(Data entries)
● ● ●

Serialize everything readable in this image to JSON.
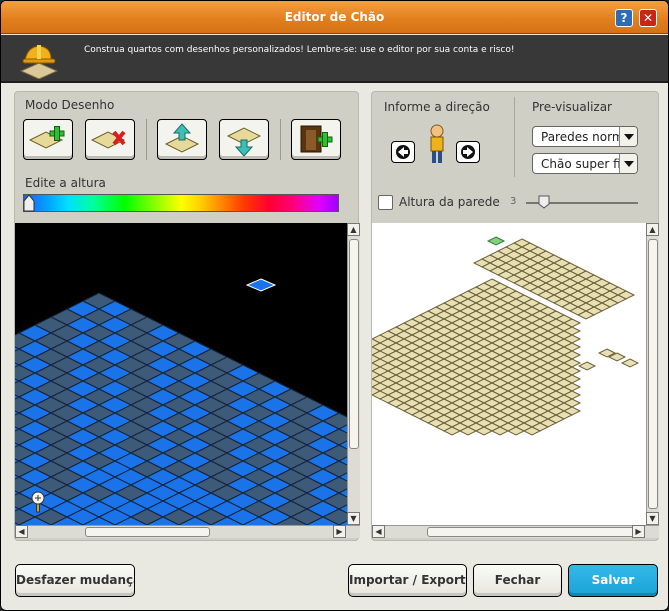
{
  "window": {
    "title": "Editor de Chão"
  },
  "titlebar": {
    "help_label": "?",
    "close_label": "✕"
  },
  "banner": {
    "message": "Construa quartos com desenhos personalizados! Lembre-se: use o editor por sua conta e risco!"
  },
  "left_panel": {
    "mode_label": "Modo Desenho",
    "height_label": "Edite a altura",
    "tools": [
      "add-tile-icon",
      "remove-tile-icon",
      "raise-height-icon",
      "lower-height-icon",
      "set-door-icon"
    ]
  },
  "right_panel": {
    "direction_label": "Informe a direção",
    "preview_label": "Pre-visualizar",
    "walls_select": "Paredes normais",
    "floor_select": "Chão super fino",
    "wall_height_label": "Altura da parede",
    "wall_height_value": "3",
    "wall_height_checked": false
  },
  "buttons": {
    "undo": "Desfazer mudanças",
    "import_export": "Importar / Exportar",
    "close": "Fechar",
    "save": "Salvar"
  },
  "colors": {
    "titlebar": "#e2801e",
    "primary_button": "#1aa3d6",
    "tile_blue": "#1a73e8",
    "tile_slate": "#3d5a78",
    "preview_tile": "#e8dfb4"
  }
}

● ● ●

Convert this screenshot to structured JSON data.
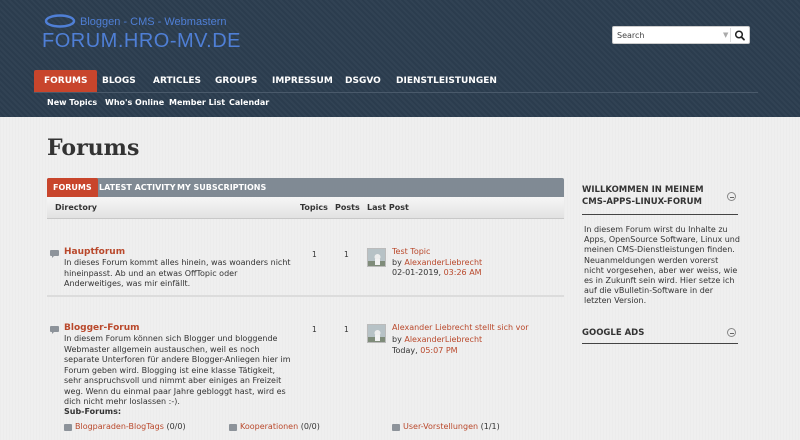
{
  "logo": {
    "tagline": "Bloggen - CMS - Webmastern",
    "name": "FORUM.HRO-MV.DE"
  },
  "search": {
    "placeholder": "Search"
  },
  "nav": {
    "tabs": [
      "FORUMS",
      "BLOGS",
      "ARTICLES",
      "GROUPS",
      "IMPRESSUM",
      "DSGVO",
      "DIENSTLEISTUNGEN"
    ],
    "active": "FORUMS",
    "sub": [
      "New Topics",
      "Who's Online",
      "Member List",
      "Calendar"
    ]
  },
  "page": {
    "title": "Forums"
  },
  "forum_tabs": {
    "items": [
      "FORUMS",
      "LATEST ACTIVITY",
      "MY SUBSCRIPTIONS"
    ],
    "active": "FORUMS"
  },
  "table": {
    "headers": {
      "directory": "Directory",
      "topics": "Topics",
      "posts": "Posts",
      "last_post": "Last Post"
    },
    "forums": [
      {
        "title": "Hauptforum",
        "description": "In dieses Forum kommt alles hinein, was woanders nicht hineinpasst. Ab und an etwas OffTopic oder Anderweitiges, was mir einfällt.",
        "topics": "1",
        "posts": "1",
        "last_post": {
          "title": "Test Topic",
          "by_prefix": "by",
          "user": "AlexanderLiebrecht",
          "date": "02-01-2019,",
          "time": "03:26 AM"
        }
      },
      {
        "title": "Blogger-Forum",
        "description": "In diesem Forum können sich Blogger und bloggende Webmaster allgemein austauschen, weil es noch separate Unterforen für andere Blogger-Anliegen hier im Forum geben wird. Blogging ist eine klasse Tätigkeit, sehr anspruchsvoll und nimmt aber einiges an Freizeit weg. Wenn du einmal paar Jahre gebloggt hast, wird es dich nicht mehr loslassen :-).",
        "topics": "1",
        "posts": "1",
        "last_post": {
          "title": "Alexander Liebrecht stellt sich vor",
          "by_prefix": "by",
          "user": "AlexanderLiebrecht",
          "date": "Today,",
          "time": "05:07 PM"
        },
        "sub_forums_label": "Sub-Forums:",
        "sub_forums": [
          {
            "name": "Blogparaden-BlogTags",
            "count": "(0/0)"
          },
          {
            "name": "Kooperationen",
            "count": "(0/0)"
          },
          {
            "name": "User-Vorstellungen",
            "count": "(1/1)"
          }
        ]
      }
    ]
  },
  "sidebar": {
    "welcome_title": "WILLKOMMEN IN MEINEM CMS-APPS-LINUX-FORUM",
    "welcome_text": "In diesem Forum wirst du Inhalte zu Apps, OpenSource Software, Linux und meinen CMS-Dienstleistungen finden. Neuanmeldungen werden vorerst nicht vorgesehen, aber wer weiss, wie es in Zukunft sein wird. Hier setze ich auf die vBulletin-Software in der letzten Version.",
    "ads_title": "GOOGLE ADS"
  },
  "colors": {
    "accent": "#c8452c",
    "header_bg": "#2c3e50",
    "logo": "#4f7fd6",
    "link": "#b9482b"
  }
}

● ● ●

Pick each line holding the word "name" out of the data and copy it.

    "name": "FORUM.HRO-MV.DE"
            "name": "Blogparaden-BlogTags",
            "name": "Kooperationen",
            "name": "User-Vorstellungen",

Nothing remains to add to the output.